Batman: Caped Crusader for Mental Health
Dr. Andrea Letamendi discusses the value of addressing mental health issues through the lens of beloved fictional narratives.
In honor of Batman's 75th anniversary, DC Entertainment declared July 23 Batman Day. What does this have to do with science? More than you might expect, with a little imagination. For psychologist Dr. Andrea Letamendi (aka @ArkhamAsylumDoc) the Batman world, with its roster of criminally insane villains, is a fictional window onto very real issues. Her podcast series, The Arkham Sessions (named for the asylum where Batman's enemies usually wind up after the hero thwarts their plots) analyzes characters and interactions from Batman: The Animated Series to explore subjects such as coping with trauma, mental disorders, patient treatment, and stigmatization of people with mental illnesses.
As discussed previously on this blog, cartoons have been used in public health campaigns almost since the invention of the medium. According to National Library of Medicine historian Dr. Michael Sappol, "It's a powerful technology for forming public opinion. It [doesn't] just reason with the audience, it recruit[s] the audience's emotions." Dr. Letamendi leverages a balance between that emotional resonance and the relative security of fiction to engage her audience in consideration of challenging themes. "It's a way to educate people about psychological science and address important topics in a way that feels safe—less threatening or less personal," she says. "At the same time, many people feel very connected to these fictional narratives and the stories actually help us to tune in."
Dr. Letamendi spoke with Science and the City from Comic-Con in San Diego about superheroes and psychology.
Science and the City: Why apply psychological analysis to fictional characters?
Dr. Andrea Letamendi: As a psychologist, I'm invested in broadening public knowledge about the psychological sciences. I find that one way I can do that is to speak to my passion and the passion of many others: comic books, science fiction, and fantasy. I've had wonderful opportunities to speak at universities and at Comic-Con and other cultural conventions to utilize these narratives that people can really relate to—the stories, heroes, and villains that people already know—to examine important health issues.
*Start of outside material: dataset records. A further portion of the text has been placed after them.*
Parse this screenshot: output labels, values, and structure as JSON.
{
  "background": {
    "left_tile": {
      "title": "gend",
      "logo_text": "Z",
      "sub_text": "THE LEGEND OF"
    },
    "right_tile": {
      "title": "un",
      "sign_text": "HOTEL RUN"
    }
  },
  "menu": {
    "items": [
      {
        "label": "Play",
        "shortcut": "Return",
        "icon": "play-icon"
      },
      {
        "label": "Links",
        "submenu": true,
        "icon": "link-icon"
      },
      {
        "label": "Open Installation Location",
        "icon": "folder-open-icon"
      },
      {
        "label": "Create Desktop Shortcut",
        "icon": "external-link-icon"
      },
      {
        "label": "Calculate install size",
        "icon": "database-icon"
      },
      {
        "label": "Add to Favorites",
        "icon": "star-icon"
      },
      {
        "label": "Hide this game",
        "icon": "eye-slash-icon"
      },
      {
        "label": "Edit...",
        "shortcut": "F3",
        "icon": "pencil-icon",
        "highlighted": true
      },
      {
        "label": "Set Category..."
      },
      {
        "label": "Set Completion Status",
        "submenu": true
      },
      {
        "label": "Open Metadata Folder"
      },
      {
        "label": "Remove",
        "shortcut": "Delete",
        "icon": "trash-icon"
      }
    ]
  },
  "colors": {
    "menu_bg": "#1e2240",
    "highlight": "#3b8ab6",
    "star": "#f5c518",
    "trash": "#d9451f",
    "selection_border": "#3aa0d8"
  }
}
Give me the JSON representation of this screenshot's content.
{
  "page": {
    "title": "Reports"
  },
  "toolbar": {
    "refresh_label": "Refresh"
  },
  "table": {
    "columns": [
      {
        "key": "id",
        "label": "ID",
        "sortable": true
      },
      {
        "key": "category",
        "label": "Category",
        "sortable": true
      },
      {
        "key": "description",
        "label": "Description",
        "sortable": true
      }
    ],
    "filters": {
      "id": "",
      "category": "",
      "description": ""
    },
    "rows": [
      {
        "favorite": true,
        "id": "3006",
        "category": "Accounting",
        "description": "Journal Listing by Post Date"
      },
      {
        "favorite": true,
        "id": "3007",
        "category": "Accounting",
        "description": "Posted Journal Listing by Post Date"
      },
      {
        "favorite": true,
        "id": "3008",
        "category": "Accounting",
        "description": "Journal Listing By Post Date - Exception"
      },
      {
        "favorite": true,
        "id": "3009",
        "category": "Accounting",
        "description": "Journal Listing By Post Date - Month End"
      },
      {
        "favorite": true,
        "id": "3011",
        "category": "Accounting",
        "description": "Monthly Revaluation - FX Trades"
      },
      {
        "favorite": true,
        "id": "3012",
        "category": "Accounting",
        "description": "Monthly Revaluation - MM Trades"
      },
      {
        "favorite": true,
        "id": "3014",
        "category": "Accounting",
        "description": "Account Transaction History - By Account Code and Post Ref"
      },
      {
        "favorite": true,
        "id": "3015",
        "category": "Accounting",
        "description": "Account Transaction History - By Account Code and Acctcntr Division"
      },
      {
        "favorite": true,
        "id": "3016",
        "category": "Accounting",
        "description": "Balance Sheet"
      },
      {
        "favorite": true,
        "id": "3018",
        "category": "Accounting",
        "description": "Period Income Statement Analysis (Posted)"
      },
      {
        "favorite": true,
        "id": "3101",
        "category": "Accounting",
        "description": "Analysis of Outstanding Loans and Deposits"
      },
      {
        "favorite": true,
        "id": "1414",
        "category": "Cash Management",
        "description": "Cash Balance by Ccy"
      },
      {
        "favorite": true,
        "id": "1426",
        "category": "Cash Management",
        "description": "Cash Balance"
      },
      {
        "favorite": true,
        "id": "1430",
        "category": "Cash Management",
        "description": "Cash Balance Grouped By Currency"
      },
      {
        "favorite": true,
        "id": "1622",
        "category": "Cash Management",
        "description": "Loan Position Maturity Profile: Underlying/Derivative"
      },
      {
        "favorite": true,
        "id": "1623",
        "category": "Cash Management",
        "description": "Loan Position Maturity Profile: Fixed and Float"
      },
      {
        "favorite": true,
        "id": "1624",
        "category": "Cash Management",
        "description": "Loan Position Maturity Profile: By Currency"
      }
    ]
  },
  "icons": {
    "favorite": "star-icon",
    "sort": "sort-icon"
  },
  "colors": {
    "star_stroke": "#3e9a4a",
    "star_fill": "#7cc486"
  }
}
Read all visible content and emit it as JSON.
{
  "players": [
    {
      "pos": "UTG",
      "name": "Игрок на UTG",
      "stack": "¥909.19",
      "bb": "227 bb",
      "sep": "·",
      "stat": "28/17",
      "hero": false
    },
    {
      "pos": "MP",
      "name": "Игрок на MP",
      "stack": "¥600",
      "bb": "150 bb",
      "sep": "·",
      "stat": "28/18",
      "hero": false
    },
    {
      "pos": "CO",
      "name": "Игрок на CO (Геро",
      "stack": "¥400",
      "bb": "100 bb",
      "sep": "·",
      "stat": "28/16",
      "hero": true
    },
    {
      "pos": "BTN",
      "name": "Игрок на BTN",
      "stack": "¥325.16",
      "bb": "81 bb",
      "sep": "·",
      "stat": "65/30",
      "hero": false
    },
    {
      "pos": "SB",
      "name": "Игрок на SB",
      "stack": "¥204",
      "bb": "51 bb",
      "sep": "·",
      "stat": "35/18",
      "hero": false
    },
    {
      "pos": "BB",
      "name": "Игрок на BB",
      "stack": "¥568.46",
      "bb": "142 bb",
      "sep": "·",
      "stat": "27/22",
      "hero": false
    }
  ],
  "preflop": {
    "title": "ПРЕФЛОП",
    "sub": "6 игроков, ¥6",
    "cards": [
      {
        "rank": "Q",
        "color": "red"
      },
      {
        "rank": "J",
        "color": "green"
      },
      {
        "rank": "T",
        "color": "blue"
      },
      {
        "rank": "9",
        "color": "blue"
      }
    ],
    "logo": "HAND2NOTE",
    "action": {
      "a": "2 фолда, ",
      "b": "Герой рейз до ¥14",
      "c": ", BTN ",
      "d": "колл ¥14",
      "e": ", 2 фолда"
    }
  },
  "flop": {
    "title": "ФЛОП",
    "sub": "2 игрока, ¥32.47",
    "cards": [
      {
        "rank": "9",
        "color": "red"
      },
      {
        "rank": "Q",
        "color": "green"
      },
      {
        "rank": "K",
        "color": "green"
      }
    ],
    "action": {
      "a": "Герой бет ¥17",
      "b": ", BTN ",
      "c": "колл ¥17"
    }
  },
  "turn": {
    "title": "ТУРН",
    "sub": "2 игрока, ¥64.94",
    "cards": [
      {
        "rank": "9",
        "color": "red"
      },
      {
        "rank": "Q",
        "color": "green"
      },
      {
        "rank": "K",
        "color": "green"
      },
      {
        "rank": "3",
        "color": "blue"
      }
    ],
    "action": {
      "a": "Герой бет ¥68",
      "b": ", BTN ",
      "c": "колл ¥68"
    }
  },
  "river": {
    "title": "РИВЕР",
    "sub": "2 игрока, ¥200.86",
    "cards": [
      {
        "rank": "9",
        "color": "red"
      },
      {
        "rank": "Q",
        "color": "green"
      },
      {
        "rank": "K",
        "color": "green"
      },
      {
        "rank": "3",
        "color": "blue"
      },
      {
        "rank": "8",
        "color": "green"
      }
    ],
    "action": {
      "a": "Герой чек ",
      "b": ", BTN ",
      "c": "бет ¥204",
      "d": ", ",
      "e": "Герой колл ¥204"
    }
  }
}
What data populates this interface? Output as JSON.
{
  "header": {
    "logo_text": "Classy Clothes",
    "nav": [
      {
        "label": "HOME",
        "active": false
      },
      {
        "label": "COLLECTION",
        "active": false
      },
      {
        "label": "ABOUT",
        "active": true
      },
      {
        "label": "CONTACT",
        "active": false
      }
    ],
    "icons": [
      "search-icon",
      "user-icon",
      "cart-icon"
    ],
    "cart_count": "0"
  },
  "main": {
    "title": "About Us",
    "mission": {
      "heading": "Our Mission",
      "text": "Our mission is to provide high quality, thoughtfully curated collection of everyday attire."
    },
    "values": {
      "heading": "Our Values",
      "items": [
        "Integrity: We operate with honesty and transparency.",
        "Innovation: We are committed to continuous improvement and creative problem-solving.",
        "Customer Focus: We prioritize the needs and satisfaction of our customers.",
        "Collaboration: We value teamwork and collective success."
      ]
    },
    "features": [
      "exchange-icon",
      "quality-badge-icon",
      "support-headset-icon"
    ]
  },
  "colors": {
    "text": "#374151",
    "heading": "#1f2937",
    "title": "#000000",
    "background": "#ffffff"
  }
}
It's fun but it's also an educational advantage.
S&C: Are there useful parallels between cartoon characters and real people?
AL: Yes! For example, my first experience speaking on a panel was talking about how comic book heroes are actually really similar to real life heroes, specifically soldiers who have experienced combat-related trauma. I used to practice at a veterans hospital and have a lot of experience working with soldiers and veterans returning from Iraq and Afghanistan with physical and psychological injuries. The panel was a chance to talk openly about the impact of recent wars on the people who fight in them, and how the field of psychology is struggling with how to meet the needs of the men and women coming back from those conflicts. It's a really serious topic, but we can draw upon these fictional narratives that simulate and evoke real tensions and interests in a way that feels safe and remains relatable.
S&C: How does your series, named for the Arkham Asylum for the Criminally Insane, avoid associations between mental illness and criminal behavior?
AL: It's really important to us to always make that distinction. When we started the show we knew we'd be examining the psychology of a lot of villains, but we're not just trying to come up with labels or diagnoses for them. Every episode of the Batman series has a lot of psychological elements to it. We end up talking about such a wide range of subjects—memory loss, substance abuse, anxiety, family issues, patient care and hospitalization, childhood trauma. We speak about these issues in a way that deliberately doesn't stigmatize, but rather helps to normalize these experiences. The result is that we're very inclusive in a way that let's everyone relate. We include Batman in our analyses, not just villains, and he's a character with a lot of issues as well. My hope is that it combats the idea that people with mental health problems are villains or criminals.
S&C: Do you have a favorite character?
AL: I like the villains who are overlooked because they're just seen as being big and burly, like Killer Croc or Clayface. They're like onions. When you unravel them you realize there's a deep psychological history and trajectory there that got them to where they are [by the time you meet them in the series].
S&C: Are there lessons from Gotham City that might apply to real cities' policies on mental health care?
AL: There are real barriers to appropriate, evidence-based care. In big cities with diverse populations, we deal with issues of underserved populations that don't have access to care. There are groups of people with structural and psychosocial barriers to getting care. Sometimes we struggle to provide care that's culturally or linguistically appropriate. We need to think about all of these psychosocial elements to ensure that people have opportunities to heal.
S&C: Any parting thoughts?
AL: It is Comic-Con week! If you're coming, please keep in mind that you can put together a curriculum of educational panels on really interesting topics like psychology, underrepresentation, and gender equality. Comic-Con is fun and a celebration of superheroes, but it's also an opportunity for education and to demystify and reduce some of the myth around science.
Disclaimer: The views and opinions expressed in the articles on nyas.org are those of the author(s) and do not necessarily reflect the views or opinions of the New York Academy of Sciences.